(Washington) US President Joe Biden, who will turn 80 in November, said Friday that he “intends” to run for another term in 2024, but he hasn’t made the official decision yet.
Updated yesterday at 9:34 PM.
Asked about the matter on MSNBC, the Democrat said if he didn’t decide right away, it was because once the ad was released, “a whole series of rules were triggered” and “I must act as a candidate.”
“I have not made the decision officially yet, but that is my intention. It is my intention to run again and we have time to make that decision.”
When asked if his wife, Jill Biden, was in favor of him entering the race again, he hinted that she was.
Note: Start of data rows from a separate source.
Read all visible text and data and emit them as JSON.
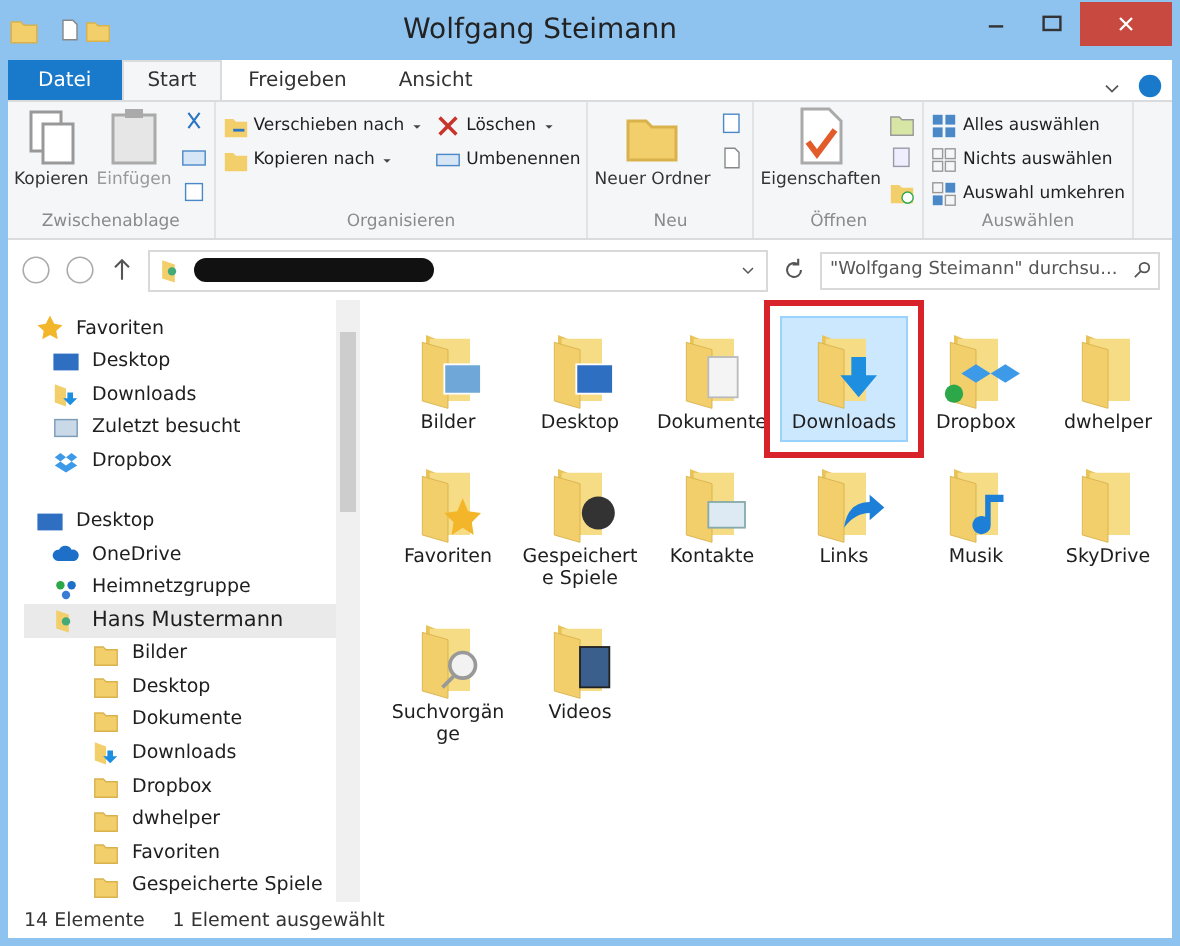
{
  "window": {
    "title": "Wolfgang Steimann"
  },
  "tabs": [
    {
      "label": "Datei",
      "kind": "file",
      "selected": false
    },
    {
      "label": "Start",
      "kind": "tab",
      "selected": true
    },
    {
      "label": "Freigeben",
      "kind": "tab",
      "selected": false
    },
    {
      "label": "Ansicht",
      "kind": "tab",
      "selected": false
    }
  ],
  "ribbon": [
    {
      "label": "Zwischenablage",
      "items": [
        {
          "label": "Kopieren",
          "kind": "large",
          "disabled": false
        },
        {
          "label": "Einfügen",
          "kind": "large",
          "disabled": true
        },
        {
          "kind": "stack"
        }
      ]
    },
    {
      "label": "Organisieren",
      "items": [
        {
          "kind": "column",
          "rows": [
            {
              "label": "Verschieben nach",
              "dropdown": true
            },
            {
              "label": "Kopieren nach",
              "dropdown": true
            }
          ]
        },
        {
          "kind": "column",
          "rows": [
            {
              "label": "Löschen",
              "dropdown": true
            },
            {
              "label": "Umbenennen",
              "dropdown": false
            }
          ]
        }
      ]
    },
    {
      "label": "Neu",
      "items": [
        {
          "label": "Neuer Ordner",
          "kind": "large",
          "disabled": false
        },
        {
          "kind": "stack"
        }
      ]
    },
    {
      "label": "Öffnen",
      "items": [
        {
          "label": "Eigenschaften",
          "kind": "large",
          "disabled": false
        },
        {
          "kind": "stack"
        }
      ]
    },
    {
      "label": "Auswählen",
      "items": [
        {
          "kind": "column",
          "rows": [
            {
              "label": "Alles auswählen",
              "dropdown": false
            },
            {
              "label": "Nichts auswählen",
              "dropdown": false
            },
            {
              "label": "Auswahl umkehren",
              "dropdown": false
            }
          ]
        }
      ]
    }
  ],
  "search": {
    "placeholder": "\"Wolfgang Steimann\" durchsu..."
  },
  "navigation": [
    {
      "label": "Favoriten",
      "kind": "star",
      "selected": false,
      "children": [
        {
          "label": "Desktop",
          "kind": "desktop",
          "selected": false
        },
        {
          "label": "Downloads",
          "kind": "downloads",
          "selected": false
        },
        {
          "label": "Zuletzt besucht",
          "kind": "recent",
          "selected": false
        },
        {
          "label": "Dropbox",
          "kind": "dropbox",
          "selected": false
        }
      ]
    },
    {
      "label": "Desktop",
      "kind": "desktop",
      "selected": false,
      "children": [
        {
          "label": "OneDrive",
          "kind": "cloud",
          "selected": false
        },
        {
          "label": "Heimnetzgruppe",
          "kind": "network",
          "selected": false
        },
        {
          "label": "Hans Mustermann",
          "kind": "user",
          "selected": true,
          "children": [
            {
              "label": "Bilder",
              "kind": "folder",
              "selected": false
            },
            {
              "label": "Desktop",
              "kind": "folder",
              "selected": false
            },
            {
              "label": "Dokumente",
              "kind": "folder",
              "selected": false
            },
            {
              "label": "Downloads",
              "kind": "downloads",
              "selected": false
            },
            {
              "label": "Dropbox",
              "kind": "folder",
              "selected": false
            },
            {
              "label": "dwhelper",
              "kind": "folder",
              "selected": false
            },
            {
              "label": "Favoriten",
              "kind": "folder",
              "selected": false
            },
            {
              "label": "Gespeicherte Spiele",
              "kind": "folder",
              "selected": false
            }
          ]
        }
      ]
    }
  ],
  "files": [
    {
      "label": "Bilder",
      "kind": "pictures",
      "selected": false,
      "marked": false
    },
    {
      "label": "Desktop",
      "kind": "desktop",
      "selected": false,
      "marked": false
    },
    {
      "label": "Dokumente",
      "kind": "documents",
      "selected": false,
      "marked": false
    },
    {
      "label": "Downloads",
      "kind": "downloads",
      "selected": true,
      "marked": true
    },
    {
      "label": "Dropbox",
      "kind": "dropbox",
      "selected": false,
      "marked": false
    },
    {
      "label": "dwhelper",
      "kind": "plain",
      "selected": false,
      "marked": false
    },
    {
      "label": "Favoriten",
      "kind": "favorites",
      "selected": false,
      "marked": false
    },
    {
      "label": "Gespeicherte Spiele",
      "kind": "games",
      "selected": false,
      "marked": false
    },
    {
      "label": "Kontakte",
      "kind": "contacts",
      "selected": false,
      "marked": false
    },
    {
      "label": "Links",
      "kind": "links",
      "selected": false,
      "marked": false
    },
    {
      "label": "Musik",
      "kind": "music",
      "selected": false,
      "marked": false
    },
    {
      "label": "SkyDrive",
      "kind": "plain",
      "selected": false,
      "marked": false
    },
    {
      "label": "Suchvorgänge",
      "kind": "search",
      "selected": false,
      "marked": false
    },
    {
      "label": "Videos",
      "kind": "videos",
      "selected": false,
      "marked": false
    }
  ],
  "status_bar": {
    "count": "14 Elemente",
    "selection": "1 Element ausgewählt"
  }
}
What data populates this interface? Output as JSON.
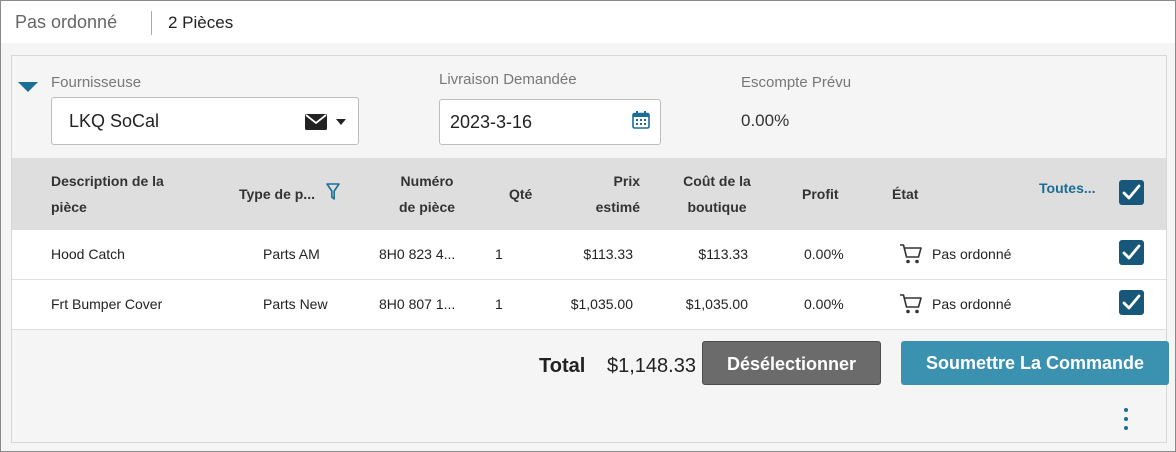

“My wife thinks we’re doing something very important and I shouldn’t stray from it,” he said after his hiatus.
Mr. Biden had already indicated his “intent” to run again in September, while remaining evasive.
Joe Biden, the oldest elected president of the United States ever, will celebrate his 80th birthday on November 20. He would be 82 at the start of a possible second term and 86 at the end.
His age regularly raises speculation about the fact of a new candidacy.
Biden and his party are preparing to pass the November 8 midterm parliamentary election test, a traditionally tough test for an incumbent president.
Among the Republican candidates for this election, he is running several campaigns by continuing to assert that the 2020 presidential election that Joe Biden won was “stolen” from his predecessor, Donald Trump. The latter is more and more condoning the idea of representing himself in 2024.
The “logic” of Donald Trump
In addition, Joe Biden said it would “make sense” for Donald Trump to comply with a subpoena to appear before the commission investigating the assault on the Capitol.
“I’m not going to give my opinion on what he should do,” the Democrat said in an MSNBC interview.
But he added, “It seems to me that it would make sense” for him to comply, stressing that the parliamentary committee had managed the case “very well”.
In a “historic” gesture, this committee cited former President Trump on Friday for appearing “on or around November 14.”
On January 6, 2021, hundreds of Donald Trump supporters, convinced of his allegations of “electoral fraud,” sowed chaos in the temple of American democracy, when elected officials endorsed Joe Biden’s victory.
The Republican, who urged his supporters to “fight like devils,” was immediately the subject of an impeachment trial in Congress, but was acquitted thanks to senators from his party.
But this did not end the case: in its final report, the commission could recommend indicting him. The decision is ultimately up to Attorney General Merrick Garland.